After you make the decision to transition to solar energy for your power source, one of the first steps in that process is to decide where to place your solar panels. Of course, when we install your solar panels, we will assist you with this your solar panel direction, but every client should understand what we are aiming to achieve when setting up your system. If you live in the Northern Hemisphere, your solar panels should always face true south.
The direction of your solar panels determines how much light the panels actually receive, and therefore how effective they are at producing energy. If your solar panel direction points to true south, they will receive sunlight throughout each day, which will provide you with as much solar energy as possible. This translates to maximum savings on your energy bill.
South Versus True South – What’s the Difference?
There is a difference between south, as shown on a compass, and true south. When you look at a compass, it is pointing toward the south pole of the Earth’s geomagnetic field. South as displayed on a compass is more of a general south: for placement of your solar panels, you need a more specific calculation – true south. A compass doesn’t show true south because the Earth’s outer core, made of iron and nickel, forces the needle of a compass slightly away from true south. This pull away from true south is known as magnetic declination. Both the degree to which magnetic declination affects your variation from true south and the direction which it moves the needle from true south are affected by your geographic location.
Your solar panels must be installed facing true south, or geographic south, rather than south as shown on a compass. So, how do we figure out where true south is? Well, we calculate magnetic declination for your area in order to determine true south. Another way to do this is to figure out true north by looking at shadows at noon. At noon, shadows from vertical items will run north-south. Another easy way to find true south is to look at Google Earth on your computer. Just zoom in on your house, and look at the north/south gridlines.
What If My Roof Doesn’t Face South?

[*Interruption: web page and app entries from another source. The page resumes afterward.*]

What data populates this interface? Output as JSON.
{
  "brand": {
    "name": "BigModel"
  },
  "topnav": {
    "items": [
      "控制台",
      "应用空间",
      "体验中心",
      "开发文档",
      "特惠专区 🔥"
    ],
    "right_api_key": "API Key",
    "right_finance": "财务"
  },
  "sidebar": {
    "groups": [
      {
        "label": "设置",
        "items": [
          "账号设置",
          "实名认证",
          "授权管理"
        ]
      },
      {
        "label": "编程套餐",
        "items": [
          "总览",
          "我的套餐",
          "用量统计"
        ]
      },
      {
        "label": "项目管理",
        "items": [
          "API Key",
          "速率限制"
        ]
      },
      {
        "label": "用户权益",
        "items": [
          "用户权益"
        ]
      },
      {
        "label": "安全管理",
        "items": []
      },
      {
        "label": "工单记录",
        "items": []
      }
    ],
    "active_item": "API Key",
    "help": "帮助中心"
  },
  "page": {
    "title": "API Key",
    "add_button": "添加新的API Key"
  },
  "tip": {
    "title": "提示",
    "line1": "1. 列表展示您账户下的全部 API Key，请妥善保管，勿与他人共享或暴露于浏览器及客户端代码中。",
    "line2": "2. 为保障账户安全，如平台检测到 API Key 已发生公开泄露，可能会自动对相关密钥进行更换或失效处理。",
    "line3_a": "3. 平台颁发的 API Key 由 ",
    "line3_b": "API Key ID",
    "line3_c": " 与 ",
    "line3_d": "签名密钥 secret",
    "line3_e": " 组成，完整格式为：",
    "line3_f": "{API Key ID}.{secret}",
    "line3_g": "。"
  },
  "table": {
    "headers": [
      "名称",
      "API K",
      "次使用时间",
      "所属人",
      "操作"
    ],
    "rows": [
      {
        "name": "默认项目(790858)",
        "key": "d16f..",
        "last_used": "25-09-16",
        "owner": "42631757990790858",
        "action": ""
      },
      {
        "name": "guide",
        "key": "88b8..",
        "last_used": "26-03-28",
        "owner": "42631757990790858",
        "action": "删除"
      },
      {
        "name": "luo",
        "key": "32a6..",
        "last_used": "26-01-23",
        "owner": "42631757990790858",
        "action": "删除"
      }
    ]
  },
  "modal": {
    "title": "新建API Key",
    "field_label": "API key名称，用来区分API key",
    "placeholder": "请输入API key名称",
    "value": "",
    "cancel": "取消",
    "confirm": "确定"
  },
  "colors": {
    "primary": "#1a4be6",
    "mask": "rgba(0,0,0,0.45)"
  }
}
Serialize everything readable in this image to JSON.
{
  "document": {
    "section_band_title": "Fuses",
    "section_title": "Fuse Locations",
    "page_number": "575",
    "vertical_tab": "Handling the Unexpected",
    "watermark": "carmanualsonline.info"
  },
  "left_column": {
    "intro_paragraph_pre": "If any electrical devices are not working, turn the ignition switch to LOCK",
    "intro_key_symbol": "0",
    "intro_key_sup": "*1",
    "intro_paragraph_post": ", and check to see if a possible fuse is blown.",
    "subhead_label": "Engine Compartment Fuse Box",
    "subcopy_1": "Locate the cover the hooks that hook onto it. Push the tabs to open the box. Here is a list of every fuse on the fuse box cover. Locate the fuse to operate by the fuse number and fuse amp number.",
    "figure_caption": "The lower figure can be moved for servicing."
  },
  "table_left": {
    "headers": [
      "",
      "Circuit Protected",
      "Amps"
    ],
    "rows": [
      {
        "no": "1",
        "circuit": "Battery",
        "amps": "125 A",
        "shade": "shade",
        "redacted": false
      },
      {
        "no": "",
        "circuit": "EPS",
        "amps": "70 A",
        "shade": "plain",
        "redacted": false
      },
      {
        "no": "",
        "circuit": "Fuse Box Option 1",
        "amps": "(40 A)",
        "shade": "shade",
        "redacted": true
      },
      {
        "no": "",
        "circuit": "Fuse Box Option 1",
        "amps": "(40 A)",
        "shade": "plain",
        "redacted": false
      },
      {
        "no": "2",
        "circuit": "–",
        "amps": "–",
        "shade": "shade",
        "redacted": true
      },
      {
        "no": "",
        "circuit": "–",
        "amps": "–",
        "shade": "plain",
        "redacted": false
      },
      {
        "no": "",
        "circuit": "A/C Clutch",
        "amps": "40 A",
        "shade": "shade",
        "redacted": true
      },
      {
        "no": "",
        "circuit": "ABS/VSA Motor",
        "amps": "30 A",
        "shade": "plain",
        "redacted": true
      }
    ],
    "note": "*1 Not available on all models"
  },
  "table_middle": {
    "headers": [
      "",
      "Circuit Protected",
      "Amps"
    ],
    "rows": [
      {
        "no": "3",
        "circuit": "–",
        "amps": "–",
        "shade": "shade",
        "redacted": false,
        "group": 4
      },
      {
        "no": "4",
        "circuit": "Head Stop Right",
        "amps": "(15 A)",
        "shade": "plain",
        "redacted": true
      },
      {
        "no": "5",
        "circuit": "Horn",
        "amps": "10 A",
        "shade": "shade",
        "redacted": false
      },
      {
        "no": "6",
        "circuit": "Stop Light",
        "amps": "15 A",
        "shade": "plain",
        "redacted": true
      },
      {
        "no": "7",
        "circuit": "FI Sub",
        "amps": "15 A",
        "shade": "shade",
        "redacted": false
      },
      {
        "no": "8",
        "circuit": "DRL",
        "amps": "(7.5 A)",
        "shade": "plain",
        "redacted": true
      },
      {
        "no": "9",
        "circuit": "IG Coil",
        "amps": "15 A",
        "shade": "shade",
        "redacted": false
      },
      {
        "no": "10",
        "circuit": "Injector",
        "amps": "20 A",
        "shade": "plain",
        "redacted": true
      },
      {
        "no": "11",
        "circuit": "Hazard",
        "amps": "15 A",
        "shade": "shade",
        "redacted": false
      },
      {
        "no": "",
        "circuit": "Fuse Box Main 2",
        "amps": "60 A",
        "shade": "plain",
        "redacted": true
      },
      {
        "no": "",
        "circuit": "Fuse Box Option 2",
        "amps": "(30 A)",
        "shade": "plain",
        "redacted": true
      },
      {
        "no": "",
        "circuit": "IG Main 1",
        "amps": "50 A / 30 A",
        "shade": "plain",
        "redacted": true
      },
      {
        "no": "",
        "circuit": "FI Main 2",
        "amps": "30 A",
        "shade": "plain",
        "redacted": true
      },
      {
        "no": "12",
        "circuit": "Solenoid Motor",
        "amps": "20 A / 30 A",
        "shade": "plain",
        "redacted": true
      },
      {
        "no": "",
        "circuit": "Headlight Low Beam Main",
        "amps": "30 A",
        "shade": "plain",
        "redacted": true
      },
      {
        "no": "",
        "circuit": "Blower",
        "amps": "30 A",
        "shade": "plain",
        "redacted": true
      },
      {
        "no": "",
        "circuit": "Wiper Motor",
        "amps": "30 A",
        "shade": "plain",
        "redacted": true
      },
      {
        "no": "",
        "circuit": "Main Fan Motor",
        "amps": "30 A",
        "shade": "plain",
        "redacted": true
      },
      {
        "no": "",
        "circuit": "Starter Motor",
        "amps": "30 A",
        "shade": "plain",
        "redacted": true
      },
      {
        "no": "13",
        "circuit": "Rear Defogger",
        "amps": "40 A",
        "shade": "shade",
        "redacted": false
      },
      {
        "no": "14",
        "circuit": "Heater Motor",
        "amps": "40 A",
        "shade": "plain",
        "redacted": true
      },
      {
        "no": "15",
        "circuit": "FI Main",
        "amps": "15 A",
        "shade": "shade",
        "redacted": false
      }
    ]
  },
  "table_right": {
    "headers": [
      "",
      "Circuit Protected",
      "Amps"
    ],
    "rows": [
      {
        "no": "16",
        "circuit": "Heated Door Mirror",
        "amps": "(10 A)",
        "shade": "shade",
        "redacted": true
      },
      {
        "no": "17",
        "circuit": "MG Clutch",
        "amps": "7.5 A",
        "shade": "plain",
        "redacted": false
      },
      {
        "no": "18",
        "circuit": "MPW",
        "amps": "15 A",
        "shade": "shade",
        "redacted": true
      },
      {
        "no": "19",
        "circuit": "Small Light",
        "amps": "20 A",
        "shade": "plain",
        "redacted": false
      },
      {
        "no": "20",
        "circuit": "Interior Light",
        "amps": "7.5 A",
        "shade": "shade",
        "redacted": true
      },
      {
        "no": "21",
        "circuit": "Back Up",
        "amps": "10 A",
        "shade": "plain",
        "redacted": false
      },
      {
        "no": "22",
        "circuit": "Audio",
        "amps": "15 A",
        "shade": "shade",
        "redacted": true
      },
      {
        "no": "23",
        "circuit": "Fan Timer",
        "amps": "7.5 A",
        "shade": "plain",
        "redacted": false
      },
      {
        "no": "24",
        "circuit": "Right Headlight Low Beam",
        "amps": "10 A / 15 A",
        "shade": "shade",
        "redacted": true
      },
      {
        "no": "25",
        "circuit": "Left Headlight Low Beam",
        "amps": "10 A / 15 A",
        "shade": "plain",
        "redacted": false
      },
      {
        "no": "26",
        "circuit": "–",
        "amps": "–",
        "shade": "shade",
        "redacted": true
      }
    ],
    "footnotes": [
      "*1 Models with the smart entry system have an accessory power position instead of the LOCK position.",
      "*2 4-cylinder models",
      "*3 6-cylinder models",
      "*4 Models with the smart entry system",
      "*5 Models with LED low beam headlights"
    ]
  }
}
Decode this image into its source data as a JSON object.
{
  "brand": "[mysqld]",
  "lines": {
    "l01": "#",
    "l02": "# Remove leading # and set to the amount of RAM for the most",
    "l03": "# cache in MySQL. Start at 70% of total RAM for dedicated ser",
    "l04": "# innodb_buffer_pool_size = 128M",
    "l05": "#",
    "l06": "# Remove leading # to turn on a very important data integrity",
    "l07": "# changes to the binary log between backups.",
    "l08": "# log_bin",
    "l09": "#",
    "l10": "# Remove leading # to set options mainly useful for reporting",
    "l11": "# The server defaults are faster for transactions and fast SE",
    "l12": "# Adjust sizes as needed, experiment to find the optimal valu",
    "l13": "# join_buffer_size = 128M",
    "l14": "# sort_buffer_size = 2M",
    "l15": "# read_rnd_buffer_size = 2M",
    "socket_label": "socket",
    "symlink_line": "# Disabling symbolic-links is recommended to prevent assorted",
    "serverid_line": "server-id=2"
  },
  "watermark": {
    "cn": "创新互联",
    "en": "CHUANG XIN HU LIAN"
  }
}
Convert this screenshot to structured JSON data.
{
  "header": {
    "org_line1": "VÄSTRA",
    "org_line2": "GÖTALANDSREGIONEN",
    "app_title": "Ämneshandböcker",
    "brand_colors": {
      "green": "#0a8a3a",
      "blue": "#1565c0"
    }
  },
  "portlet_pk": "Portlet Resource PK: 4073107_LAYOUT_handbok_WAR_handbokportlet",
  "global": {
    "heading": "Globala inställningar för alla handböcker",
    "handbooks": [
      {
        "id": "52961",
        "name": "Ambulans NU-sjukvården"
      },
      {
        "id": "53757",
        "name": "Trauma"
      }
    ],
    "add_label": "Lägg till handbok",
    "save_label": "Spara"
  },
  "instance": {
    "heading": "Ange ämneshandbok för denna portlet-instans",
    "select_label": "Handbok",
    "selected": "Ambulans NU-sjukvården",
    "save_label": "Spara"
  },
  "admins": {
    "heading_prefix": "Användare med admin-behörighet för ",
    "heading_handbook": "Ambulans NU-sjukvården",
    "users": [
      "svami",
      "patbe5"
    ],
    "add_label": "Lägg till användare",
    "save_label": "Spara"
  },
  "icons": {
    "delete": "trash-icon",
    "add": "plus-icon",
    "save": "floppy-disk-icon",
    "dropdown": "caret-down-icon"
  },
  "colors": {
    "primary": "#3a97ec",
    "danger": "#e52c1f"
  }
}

There are several options for you if your roof is situated in an east-west fashion. If your solar panels must face east or west, you can compensate for the limited amount of sunlight that they will collect by increasing the collection area. To do so, you can use additional panels or larger panels. Another option is to have the panels installed on racks that turn them to face true south.
Finally, you can mount your solar panels on some other surface instead of your roof so that they face south. You can mount the solar panels on a south-facing wall, or even on the ground. When you mount solar panels on the ground, you can put them on a tracking system so that they can be adjusted at various times of year in order to capture the most sunlight possible.
These options may also prove beneficial if your roof does face south, but is blocked from the sunlight by trees or buildings.
Once location has been determined, we will install your solar panels at the best tilt angle based on your specific latitude.
If you are interested in using solar energy to provide alternative, low-cost energy to your home or business, contact Green Power Technology.